Indictments filed against Russian intelligence officials by the Justice Department on Friday completely trumped news coverage of the president’s meeting with Queen Elizabeth II.
Media outlets turned their attention away from the royal proceedings at Windsor Castle to focus on the announcement from Deputy Attorney General Rod Rosenstein.
The charges were brought against Russian officials for meddling in the 2016 U.S. election and largely dealt with computer hacks into candidate Hillary Clinton’s emails and Democratic party computer systems.
Officials reportedly posed as a lone Romanian hacker named “Guccifer 2.0” and communicated with an insider regularly in touch with senior members of Trump’s campaign. Roger Stone, a Trump ally, is widely thought to be the person who gave information to hurt Clinton’s run for president.
These indictments could also put U.S. congressional candidate in hot water for reaching out to Guccifer 2.0 to obtain documents related to Trump’s Democratic adversary in the election.
Charges claim that they were sent 2.5 gigabytes of data “stolen from the DCCC to a then-registered state lobbyist and online source of political news.”
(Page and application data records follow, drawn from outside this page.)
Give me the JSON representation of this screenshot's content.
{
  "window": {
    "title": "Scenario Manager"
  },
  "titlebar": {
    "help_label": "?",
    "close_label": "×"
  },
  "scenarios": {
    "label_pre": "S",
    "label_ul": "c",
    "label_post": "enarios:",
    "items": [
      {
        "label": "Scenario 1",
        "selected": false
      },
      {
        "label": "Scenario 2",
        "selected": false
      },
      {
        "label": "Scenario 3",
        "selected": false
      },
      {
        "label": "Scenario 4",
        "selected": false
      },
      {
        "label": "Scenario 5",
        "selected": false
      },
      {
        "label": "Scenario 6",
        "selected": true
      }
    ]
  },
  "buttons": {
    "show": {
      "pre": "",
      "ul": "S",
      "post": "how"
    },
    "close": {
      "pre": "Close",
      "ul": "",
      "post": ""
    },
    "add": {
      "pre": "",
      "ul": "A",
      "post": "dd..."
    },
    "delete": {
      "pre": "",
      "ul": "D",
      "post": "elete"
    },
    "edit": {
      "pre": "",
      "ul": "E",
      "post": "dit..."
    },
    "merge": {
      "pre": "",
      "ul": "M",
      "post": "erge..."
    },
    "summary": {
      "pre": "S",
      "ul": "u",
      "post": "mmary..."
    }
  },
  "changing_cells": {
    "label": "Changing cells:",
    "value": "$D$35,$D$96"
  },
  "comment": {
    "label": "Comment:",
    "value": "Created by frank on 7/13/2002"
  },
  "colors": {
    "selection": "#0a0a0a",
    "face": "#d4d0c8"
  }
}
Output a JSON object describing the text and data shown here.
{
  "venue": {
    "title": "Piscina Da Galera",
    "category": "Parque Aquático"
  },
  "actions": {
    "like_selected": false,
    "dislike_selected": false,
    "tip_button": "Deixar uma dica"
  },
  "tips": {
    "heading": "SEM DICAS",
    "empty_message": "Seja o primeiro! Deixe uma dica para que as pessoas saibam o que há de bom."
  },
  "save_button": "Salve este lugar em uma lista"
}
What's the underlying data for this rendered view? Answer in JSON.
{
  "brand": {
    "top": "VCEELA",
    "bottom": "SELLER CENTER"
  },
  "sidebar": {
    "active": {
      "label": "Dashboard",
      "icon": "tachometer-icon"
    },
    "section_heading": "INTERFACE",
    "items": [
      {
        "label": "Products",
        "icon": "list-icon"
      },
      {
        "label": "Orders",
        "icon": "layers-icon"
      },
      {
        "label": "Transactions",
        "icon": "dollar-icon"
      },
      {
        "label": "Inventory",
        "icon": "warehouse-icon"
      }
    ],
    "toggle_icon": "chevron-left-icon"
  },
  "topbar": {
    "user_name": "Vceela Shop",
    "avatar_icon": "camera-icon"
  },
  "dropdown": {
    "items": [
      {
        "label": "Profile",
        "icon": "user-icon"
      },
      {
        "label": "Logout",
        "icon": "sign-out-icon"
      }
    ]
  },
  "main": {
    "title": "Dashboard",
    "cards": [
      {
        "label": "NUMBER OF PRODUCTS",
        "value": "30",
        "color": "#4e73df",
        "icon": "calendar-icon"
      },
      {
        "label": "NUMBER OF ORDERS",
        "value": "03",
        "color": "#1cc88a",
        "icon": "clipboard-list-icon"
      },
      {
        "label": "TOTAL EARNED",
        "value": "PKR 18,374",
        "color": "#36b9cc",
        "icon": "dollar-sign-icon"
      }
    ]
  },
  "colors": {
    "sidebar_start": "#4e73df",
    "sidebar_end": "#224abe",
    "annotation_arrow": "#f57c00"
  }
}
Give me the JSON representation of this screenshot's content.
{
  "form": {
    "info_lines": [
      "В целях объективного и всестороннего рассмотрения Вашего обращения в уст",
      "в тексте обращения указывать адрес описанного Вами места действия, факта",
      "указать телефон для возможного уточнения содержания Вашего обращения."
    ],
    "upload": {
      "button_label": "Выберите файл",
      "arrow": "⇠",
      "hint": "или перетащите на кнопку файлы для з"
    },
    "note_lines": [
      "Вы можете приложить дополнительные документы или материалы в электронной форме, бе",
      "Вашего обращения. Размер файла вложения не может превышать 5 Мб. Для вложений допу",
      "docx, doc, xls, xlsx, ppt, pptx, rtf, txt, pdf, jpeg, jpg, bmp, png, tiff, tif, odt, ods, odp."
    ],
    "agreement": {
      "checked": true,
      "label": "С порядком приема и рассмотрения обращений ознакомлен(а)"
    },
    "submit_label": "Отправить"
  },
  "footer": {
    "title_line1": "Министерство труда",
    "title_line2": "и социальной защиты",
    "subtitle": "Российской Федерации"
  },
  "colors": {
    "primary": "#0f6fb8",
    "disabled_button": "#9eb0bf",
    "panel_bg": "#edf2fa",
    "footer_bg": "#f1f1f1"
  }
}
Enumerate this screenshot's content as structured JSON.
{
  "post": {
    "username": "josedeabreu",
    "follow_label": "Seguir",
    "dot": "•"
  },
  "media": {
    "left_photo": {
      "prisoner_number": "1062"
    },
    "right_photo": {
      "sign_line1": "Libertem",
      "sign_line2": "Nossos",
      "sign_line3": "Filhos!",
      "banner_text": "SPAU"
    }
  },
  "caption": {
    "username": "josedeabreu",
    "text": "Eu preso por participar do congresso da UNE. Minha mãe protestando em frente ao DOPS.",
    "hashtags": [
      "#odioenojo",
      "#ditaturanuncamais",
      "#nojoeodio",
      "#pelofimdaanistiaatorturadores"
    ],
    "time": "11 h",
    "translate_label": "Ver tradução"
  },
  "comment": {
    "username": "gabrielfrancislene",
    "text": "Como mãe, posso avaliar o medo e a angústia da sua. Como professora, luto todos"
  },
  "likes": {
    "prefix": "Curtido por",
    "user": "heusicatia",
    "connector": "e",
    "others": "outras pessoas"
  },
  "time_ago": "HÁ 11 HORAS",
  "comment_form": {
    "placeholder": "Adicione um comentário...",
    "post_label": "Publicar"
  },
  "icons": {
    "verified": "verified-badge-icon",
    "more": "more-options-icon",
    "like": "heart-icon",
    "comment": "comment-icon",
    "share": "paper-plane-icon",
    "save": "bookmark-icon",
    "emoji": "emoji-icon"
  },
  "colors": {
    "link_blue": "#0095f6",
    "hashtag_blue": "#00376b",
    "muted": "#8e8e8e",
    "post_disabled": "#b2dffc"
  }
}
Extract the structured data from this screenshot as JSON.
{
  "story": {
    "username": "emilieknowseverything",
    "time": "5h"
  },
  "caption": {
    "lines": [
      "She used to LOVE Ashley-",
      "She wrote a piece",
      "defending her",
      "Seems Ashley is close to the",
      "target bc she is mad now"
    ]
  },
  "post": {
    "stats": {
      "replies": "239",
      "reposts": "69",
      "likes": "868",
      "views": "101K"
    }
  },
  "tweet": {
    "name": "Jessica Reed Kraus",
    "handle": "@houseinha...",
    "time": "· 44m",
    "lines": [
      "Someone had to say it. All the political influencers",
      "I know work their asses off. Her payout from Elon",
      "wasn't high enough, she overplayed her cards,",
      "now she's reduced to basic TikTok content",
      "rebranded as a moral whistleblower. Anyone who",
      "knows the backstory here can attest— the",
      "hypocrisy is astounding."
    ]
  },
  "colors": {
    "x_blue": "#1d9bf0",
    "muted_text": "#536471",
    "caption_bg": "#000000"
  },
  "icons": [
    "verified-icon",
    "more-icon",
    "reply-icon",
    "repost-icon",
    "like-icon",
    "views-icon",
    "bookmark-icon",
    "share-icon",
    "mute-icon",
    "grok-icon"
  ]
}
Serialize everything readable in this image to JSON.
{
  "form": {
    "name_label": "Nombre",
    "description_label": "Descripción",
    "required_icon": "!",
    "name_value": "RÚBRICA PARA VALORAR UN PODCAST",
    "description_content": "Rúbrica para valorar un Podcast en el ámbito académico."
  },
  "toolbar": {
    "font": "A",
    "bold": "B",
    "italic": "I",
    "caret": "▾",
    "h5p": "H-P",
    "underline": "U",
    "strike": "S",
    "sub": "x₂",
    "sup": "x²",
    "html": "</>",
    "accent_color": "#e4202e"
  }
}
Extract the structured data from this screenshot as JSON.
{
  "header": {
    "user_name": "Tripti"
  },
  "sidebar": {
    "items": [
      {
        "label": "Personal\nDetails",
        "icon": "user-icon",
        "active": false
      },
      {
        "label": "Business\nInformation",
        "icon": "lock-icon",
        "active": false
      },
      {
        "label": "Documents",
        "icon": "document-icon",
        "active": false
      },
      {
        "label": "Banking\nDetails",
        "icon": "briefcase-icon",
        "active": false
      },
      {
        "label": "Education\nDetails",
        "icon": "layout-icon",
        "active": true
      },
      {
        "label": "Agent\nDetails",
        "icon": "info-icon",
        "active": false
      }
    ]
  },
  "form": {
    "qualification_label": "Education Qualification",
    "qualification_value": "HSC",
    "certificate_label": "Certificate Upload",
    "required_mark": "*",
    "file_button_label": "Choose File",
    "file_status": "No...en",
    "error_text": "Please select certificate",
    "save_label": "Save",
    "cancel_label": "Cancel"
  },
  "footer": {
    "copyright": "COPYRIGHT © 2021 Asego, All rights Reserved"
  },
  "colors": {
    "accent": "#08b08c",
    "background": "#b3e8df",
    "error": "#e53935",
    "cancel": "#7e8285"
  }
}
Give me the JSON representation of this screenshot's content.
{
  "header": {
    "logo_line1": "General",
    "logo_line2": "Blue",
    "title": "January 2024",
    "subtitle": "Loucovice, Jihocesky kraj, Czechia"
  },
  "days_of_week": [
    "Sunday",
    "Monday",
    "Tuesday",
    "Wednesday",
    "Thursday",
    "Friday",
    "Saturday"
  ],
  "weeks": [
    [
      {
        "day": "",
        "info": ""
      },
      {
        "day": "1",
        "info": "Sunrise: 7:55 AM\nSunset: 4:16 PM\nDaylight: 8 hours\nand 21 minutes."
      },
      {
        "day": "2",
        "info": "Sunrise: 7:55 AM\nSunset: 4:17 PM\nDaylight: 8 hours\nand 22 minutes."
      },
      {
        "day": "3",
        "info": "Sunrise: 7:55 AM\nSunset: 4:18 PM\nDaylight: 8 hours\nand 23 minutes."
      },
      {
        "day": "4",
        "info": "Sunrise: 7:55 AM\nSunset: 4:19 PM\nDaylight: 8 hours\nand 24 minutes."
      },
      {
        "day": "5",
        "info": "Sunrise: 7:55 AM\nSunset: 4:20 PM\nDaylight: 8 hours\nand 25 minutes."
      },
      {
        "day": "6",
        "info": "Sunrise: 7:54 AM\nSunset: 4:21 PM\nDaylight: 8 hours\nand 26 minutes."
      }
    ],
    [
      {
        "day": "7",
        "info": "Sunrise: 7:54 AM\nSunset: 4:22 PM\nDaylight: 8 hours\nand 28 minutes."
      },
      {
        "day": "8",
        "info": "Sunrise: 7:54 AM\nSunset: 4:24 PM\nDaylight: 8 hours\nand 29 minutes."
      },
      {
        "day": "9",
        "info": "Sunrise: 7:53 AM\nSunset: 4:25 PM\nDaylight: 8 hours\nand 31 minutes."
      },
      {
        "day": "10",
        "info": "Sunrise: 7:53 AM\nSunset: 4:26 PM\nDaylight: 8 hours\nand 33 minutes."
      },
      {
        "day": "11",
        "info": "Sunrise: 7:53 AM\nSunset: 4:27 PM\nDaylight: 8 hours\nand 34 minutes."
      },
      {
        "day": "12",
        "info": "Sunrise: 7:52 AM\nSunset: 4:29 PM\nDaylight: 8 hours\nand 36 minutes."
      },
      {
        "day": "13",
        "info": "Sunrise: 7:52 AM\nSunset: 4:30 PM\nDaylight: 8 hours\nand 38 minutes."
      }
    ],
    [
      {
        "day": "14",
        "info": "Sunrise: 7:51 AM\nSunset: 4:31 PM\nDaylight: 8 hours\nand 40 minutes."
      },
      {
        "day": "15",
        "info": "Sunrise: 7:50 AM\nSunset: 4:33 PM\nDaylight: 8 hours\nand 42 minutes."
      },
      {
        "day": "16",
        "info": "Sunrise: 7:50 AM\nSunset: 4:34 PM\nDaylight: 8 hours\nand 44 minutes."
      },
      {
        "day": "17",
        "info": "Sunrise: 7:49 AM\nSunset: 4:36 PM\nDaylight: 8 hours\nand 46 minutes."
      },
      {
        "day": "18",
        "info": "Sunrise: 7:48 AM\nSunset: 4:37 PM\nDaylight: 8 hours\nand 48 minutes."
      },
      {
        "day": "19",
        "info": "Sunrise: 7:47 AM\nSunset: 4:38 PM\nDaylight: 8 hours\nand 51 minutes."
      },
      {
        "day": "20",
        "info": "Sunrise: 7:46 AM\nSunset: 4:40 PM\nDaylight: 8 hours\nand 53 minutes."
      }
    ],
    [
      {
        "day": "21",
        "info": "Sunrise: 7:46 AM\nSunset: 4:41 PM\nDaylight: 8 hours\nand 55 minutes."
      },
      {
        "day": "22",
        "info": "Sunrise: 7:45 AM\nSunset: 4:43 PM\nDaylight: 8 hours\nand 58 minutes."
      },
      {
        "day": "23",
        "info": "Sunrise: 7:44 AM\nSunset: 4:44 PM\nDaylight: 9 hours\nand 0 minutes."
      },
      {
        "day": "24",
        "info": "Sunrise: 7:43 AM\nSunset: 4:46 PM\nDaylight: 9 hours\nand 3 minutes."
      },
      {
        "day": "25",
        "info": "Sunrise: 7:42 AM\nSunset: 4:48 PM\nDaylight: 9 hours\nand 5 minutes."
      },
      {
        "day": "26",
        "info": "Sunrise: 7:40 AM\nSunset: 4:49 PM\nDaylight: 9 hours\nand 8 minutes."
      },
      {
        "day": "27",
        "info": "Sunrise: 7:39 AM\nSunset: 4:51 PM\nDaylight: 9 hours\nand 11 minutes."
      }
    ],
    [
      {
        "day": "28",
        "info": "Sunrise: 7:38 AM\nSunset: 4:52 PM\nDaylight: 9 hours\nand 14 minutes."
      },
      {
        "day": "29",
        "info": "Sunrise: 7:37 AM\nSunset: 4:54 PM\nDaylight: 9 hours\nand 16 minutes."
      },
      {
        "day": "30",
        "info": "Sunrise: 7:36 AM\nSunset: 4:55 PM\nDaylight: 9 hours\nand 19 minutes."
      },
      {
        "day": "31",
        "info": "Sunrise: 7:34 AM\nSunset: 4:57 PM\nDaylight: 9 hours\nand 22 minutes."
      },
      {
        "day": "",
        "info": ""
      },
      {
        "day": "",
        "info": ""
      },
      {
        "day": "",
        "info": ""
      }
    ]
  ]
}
The documents do not specifically name the candidate or reveal if they are currently serving in Congress.
“The timing is a function of the collection of the facts, the evidence, the law and a determination that it was sufficient to present the indictment at this time,” Rosenstein said Friday according to The Seattle Times.
The charges filed by the Justice Department also arrived three days before President Trump’s one-on-one meeting with Russian President Vladimir Putin in Helsinki. Rosenstein reportedly told Trump about the indictments earlier in the week but didn’t to reveal the president’s response.
Trump has always wanted a harmonious relationship with Putin and shared his view during his European trip for the NATO summit.
“He’s been very nice to me the times I’ve met him. I’ve been nice to him. He’s a competitor. You know, somebody was saying, ‘Is he an enemy?’ No, he’s not my enemy. ‘Is he a friend?’ No, I don’t know him well enough,” he said Thursday following the summit Mic Network reports.
He added, “But the couple of times that I’ve gotten to meet him, we got along very well. You saw that.”
The Department of Justice is also claiming that the Russian hackers tried to penetrate email accounts used by Clinton’s office in 2016. The attempted breach followed a news conference in July 2016 where Trump said to Russia “I hope you’re able to find the 30,000 emails that are missing.”